I had designs that I wanted to create which required horizontal lines, with no way to knit them. So I created my own technique!
There are a few things to remember when using this stitch:
It's purely decorative.
The horizontal chain stitch doesn't add any length or width to your blanket. It's more of an adornment.
This stitch adds superficial texture to your blanket, but it isn't a true 'row' (although for the sake of clarity, it's treated that way in your pattern instructions). For this reason, using many horizontal chain stitch rows in a pattern can alter the overall 'squareness' of your blanket and make it irregular-shaped (although I think that adds to the hand-crafted feel of the design).
It's a very yarn-heavy technique.
Because it sits on top of your blanket design, but doesn't actually add length to your project, you'll use double the yarn for each row of horizontal chain stitch you include. While this obviously adds cost, it also adds weight. Patterns like my brioche-knit style blankets are extra-squishy and heavy - and that also makes them suitable for things like rugs or pet mats.
HOW TO START YOUR STITCH:
To begin the first stitch of a horizontal chain, you will point your first working loop in the direction of the chain. I recommend turning your blanket so that you are working your chain upward, but you may not find this necessary once you grow accustomed to the technique.
Now take your working loop and place it over the first stationary loop. They should be perpendicular to each other in a + shape. You will then take the next working loop after that, and pull it up through both of the two stacked loops.
CONTINUING YOUR CHAIN:
The bottom loop you pulled through to make your first horizontal chain stitch becomes the top loop for your second chain stitch, and you will repeat the process for as many links in your chain (stitches) that the pattern calls for.
Each horizontal chain stitch consists of a sandwich of three loops:
- The top horizontal loop is your first working loop.
- The middle vertical loop is your stationary loop.
- The bottom horizontal loop is your second working loop (which then gets pulled up through the other two loops, closing the chain).
I've made a rudimentary video clip to show these stitches in process (apologies for the quality - this was shot with my phone, using a cheap stand and no second set of hands!).
ENDING YOUR CHAINS:
At the end of your chain links, you will be left with a loop sticking out (this is the last working loop you pulled up through your previous stitch). This loop needs to be incorporated by your next stitch.
For example, if your next stitch is a knit stitch, you will place your horizontal loop underneath your stationary loop, and pull your next working stitch up through both loops. This 'hides' the horizontal loop so that the next stitch just looks like a regular knit stitch. You are sandwiching the last chain link in the centre of your knit stitch.
KNITTING YOUR NEXT ROW:

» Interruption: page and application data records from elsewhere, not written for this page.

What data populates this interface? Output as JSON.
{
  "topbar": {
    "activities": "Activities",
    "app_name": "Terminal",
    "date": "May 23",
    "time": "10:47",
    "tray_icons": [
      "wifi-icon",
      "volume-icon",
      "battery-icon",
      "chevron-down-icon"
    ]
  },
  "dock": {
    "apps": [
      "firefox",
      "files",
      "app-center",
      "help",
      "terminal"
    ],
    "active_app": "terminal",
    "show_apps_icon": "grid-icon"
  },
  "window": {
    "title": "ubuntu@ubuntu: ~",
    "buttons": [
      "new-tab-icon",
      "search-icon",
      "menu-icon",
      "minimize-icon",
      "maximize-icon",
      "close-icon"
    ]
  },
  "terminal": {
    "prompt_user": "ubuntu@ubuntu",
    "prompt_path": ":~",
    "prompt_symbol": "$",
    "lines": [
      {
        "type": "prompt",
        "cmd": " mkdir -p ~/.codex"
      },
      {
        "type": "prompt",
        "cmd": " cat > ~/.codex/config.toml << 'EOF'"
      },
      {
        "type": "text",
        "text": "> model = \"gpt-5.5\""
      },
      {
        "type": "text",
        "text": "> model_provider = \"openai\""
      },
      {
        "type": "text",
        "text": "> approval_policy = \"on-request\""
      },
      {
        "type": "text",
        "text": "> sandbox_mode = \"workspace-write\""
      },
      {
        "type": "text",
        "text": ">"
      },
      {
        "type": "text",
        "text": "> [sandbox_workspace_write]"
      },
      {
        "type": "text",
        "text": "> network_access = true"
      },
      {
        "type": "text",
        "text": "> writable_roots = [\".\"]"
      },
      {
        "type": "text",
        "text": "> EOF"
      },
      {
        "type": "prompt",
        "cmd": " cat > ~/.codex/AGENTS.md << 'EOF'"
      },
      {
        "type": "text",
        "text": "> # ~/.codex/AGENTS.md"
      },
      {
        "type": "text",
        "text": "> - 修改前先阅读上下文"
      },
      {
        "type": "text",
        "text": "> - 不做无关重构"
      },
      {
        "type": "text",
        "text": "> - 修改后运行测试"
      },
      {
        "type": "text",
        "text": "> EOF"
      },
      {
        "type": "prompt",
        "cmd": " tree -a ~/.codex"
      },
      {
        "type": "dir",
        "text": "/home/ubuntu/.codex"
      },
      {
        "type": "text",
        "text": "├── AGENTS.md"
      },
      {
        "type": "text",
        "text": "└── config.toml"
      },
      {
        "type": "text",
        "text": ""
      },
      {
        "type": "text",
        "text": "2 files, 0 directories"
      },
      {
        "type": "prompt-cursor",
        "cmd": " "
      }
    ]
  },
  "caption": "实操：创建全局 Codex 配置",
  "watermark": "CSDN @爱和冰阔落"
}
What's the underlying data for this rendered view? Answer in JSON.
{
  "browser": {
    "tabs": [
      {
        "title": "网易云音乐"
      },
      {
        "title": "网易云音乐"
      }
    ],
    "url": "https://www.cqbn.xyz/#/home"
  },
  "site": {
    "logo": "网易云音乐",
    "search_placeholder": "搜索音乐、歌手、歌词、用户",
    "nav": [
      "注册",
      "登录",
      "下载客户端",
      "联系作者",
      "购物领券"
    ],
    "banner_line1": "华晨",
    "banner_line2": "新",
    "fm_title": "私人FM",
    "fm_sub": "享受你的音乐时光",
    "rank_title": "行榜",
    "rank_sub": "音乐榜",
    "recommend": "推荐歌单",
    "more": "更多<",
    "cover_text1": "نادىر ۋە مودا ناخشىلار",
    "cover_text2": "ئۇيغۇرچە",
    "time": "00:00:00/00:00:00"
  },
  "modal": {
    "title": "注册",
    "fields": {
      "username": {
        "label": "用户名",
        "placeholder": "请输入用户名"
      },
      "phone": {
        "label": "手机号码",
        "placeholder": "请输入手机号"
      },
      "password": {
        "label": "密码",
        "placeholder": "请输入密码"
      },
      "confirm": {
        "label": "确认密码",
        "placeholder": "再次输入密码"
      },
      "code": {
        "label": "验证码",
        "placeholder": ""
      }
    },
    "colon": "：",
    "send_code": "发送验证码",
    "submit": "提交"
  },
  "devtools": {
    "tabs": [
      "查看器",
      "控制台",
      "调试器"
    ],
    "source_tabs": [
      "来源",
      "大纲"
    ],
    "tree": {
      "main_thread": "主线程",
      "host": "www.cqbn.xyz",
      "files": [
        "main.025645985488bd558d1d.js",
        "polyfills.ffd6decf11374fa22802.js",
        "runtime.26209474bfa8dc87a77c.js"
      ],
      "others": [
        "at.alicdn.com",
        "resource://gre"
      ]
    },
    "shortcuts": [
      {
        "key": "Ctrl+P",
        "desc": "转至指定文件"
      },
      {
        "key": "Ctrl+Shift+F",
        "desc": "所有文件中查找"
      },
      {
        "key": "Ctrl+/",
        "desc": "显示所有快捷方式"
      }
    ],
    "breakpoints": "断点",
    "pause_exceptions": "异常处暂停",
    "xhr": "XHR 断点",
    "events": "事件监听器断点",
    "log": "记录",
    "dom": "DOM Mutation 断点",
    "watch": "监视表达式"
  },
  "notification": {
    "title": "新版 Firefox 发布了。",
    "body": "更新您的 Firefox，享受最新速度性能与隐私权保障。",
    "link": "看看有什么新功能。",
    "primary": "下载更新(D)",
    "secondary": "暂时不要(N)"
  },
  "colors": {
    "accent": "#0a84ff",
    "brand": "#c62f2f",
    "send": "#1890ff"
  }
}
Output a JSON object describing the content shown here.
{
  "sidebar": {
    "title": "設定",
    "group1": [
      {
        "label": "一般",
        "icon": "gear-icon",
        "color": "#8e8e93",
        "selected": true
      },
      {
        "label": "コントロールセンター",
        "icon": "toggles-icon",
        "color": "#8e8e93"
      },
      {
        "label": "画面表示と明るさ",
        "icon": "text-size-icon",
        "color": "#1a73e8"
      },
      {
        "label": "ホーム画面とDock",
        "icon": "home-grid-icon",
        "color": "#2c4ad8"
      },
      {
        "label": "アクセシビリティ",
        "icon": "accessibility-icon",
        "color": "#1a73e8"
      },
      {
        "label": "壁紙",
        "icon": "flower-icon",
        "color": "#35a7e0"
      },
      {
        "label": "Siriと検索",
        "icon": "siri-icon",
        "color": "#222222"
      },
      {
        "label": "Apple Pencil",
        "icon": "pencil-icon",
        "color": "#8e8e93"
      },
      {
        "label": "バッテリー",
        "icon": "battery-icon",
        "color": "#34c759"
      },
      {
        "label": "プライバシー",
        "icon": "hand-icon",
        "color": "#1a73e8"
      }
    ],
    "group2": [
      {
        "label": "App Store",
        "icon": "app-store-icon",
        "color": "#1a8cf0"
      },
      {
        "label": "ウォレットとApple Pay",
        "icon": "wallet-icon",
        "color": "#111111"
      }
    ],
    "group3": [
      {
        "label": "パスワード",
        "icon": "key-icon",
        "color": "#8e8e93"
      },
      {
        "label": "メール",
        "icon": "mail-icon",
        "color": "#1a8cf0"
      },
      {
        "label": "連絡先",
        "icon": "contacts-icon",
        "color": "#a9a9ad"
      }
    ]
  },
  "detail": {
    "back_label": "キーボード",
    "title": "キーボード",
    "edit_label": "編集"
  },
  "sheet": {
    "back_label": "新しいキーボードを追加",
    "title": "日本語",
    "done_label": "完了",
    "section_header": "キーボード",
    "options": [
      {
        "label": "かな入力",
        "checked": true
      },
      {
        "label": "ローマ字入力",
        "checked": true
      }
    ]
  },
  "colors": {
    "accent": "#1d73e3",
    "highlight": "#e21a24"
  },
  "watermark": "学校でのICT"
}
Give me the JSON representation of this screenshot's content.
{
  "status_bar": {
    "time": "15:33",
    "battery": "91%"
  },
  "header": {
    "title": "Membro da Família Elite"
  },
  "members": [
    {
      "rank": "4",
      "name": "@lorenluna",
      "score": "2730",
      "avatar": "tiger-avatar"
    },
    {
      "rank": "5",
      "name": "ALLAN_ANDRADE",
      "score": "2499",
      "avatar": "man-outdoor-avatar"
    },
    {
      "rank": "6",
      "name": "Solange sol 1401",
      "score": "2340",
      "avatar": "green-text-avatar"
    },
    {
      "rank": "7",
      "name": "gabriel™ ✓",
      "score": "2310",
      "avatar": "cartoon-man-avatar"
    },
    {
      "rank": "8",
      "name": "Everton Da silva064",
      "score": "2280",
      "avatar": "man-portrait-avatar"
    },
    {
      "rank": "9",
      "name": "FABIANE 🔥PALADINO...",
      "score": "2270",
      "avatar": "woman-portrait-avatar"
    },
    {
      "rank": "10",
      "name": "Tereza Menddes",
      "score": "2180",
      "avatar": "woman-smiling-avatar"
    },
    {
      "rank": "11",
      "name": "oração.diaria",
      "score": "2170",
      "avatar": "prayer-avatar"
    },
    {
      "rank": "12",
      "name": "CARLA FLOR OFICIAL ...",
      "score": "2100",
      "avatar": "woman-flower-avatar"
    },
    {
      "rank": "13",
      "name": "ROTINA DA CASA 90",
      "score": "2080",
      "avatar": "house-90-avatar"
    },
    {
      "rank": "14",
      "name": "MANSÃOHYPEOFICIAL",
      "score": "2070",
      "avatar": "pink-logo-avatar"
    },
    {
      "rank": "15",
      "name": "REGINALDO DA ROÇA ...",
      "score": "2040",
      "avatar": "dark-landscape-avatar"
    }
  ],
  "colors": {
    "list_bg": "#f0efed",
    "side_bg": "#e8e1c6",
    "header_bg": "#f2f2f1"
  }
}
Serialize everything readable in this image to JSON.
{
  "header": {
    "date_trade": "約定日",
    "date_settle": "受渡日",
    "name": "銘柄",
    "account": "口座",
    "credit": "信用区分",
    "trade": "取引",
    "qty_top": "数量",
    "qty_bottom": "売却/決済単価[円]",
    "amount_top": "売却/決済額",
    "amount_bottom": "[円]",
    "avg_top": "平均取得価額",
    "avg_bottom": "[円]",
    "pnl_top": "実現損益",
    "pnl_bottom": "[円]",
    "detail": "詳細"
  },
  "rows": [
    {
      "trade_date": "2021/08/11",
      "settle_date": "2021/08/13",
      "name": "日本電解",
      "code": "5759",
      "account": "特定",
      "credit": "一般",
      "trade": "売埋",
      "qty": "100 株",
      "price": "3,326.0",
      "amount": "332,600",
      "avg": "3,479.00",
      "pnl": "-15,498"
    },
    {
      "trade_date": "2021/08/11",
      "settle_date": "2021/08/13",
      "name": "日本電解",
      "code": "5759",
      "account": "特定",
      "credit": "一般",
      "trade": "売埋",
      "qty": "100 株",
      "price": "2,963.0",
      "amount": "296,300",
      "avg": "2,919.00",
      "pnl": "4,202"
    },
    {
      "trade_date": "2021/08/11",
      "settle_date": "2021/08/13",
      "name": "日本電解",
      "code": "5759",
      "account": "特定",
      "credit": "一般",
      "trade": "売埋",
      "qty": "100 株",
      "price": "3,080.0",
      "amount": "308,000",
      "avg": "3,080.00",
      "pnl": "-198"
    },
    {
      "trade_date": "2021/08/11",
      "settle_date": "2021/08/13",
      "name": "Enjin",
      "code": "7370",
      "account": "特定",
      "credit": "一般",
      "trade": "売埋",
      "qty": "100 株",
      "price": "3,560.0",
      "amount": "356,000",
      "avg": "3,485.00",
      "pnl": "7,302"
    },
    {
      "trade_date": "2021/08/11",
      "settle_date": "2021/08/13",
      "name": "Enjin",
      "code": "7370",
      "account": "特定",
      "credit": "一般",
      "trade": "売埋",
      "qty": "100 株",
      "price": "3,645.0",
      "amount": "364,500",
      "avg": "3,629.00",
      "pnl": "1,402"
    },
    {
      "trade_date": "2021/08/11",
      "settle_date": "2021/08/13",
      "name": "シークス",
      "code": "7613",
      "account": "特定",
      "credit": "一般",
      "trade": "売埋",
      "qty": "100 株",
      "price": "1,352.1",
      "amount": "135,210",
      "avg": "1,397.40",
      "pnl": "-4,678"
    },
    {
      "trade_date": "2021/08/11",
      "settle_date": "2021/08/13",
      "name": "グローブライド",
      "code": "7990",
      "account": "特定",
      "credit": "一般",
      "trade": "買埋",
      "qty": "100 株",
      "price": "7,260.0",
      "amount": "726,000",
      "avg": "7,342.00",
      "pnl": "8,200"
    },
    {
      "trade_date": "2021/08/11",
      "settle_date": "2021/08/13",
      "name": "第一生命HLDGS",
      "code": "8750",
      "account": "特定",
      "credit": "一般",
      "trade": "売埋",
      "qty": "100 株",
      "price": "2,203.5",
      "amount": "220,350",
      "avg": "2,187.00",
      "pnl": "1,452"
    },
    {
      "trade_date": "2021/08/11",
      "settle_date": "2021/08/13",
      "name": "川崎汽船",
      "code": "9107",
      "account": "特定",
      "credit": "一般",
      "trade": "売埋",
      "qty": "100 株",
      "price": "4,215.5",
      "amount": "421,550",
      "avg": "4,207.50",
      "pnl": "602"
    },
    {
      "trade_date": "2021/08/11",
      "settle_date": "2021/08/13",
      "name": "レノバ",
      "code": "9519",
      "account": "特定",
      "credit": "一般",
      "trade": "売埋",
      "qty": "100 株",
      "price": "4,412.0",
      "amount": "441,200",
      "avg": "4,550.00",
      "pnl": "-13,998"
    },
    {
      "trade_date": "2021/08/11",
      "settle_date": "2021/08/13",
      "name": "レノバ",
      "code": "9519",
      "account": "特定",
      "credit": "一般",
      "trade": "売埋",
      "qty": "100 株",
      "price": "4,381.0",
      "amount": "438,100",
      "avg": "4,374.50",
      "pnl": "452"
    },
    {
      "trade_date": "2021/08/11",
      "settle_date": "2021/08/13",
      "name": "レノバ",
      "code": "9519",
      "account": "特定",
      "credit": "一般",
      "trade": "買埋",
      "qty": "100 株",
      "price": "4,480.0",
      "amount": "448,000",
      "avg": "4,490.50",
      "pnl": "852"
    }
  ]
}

After you create a string of horizontal chain stitches, you will be left with a following row that is 'missing' loops. To knit this row you will need to access the top of the stationary loops of your previous row (which are sandwiched in the middle of your chains) and pull working loops through the tops of those loops.
If you feel along the horizontal chain, you will feel the 'nubs' of the top of the stationary loops that are sandwiched in between the chains.
To create the knit or purl stitches for this row, you will pull working loops through these stationary loops. Here is a short video clip demonstrating knit stitches on these loops.
I hope this makes things a little clearer! I look forward to seeing your horizontal chain stitch designs - tag me on instagram at @iloveblanket.